So far, five divisions have reported an increase in applications. Four—the Graham School for Continuing Education, the Division of the Social Sciences, the Pritzker School of Medicine, and the Social Service Administration—have yet to calculate their data.

The Harris School of Public Policy experienced the most dramatic increase: a 13.6 percent jump in applications from the 2009-2010 academic year. Dean of Students Ellen Cohen attributed this increase to initiatives the school has taken, as well as the current economic situation.

“It is almost always related to the state of the economy, the cycles of ups and downs,” Cohen said.

The Division of the Humanities, which saw a 9 percent increase from last year, also attributes its increase to the economy and the rate of unemployment.

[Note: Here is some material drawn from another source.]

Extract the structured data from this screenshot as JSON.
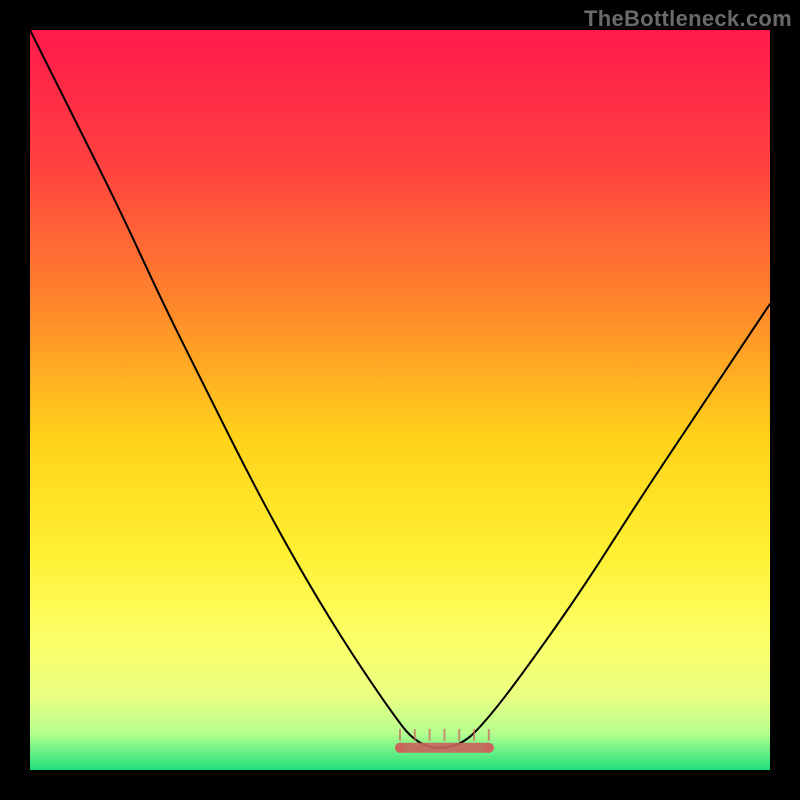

“Applications to graduate programs typically increase during periods of high national unemployment, and this year is no exception,” said Thomas Thuerer, dean of students for the Humanities.

The Division of Biological Sciences has noted growth in applications as well: a 10 percent jump in domestic applications from the 2009- 2010 academic year. Application numbers have grown 95.5 percent since 2001, according to Parag Shah, the associate dean of students for the Biological Sciences division.

“This increase is probably due to the enhanced reputation of our graduate programs, both in scientific opportunities for research projects and overall programmatic enhancement dedicated to our students,” Shaw said.

Though the Law School and the Division of Physical Sciences have not yet calculated their numbers, both noted a 3 to 4 percent growth in applications.

Rick Hefley, dean of students for the Division of Physical Sciences, said the number of applications to longer programs, like Ph.D. programs, held steady at around 600, but the number of applicants has increased for the one-year professional masters programs.

“The financial math program has grown enormously in the past few years,” Hefley said.

These programs offer a Master of Science in areas such as financial mathematics and computer science, but do not offer graduate aid; they are usually aimed at people who are interested in or are already involved in the corporate and business world and would like further training.

Along with increased marketing, Hefley said the length of these programs and their applicability to the current economy are big draws for people who are not interested in research careers.

Graduate divisions have also seen a change in the distribution of applicants’ nationalities. Hefley observed a greater number of Chinese and American applicants in recent years, but a decrease in the number of Europeans applying to the division.

“Perhaps because of economic conditions, there seem to be more Americans, fewer Europeans,” Hefley said.

Shah also saw a lower number of European applicants since the beginning of the decade, but attributed the decline to a variety of factors, including the 9/11 attacks and the University of Chicago’s high requirements for TOEFL, a test which measures a student’s proficiency in English.

While Pritzker has yet to announce the number of applications they received this year, they have seen a reduction of more than 10 percent over the past few years.

According to Sylvia Robertson, the associate dean of admissions, this drop is due to a decrease in class size, from 112 to 88 students. The cut in class size is aligned with the Pritzker Initiative, a program instituted to better support excellence in education.

“We continue to have the strongest applicants in the country applying to Pritzker…evident in the excellence of their leadership, extracurricular, scientific, and academic achievements,” Robertson said.